Your assignment: State how many lines in the entries below hold the word "this", with nothing besides the number.

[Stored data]
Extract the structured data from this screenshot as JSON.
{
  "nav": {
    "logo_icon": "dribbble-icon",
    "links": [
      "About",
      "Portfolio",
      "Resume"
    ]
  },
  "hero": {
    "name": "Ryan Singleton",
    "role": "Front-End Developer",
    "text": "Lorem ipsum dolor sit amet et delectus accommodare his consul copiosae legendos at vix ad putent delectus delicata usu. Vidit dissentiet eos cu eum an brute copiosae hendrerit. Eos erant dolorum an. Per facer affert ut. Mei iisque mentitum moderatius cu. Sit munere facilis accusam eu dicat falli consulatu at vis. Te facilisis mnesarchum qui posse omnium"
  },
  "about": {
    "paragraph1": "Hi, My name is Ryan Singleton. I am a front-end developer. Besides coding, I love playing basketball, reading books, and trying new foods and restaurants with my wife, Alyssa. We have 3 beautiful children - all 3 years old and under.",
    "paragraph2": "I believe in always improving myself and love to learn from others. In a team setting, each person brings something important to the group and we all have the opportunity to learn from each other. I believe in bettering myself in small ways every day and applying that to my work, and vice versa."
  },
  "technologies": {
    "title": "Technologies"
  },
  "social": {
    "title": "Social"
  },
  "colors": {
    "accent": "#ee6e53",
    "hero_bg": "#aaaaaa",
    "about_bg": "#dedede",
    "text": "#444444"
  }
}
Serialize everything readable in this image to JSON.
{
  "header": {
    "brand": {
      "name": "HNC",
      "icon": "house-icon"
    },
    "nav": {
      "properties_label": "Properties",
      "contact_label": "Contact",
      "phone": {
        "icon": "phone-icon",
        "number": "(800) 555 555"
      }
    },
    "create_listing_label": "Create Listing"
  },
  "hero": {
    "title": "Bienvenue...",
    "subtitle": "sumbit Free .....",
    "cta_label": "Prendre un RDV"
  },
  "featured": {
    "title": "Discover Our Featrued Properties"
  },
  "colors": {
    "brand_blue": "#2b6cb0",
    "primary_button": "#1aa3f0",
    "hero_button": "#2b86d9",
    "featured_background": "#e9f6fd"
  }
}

Written answer: 2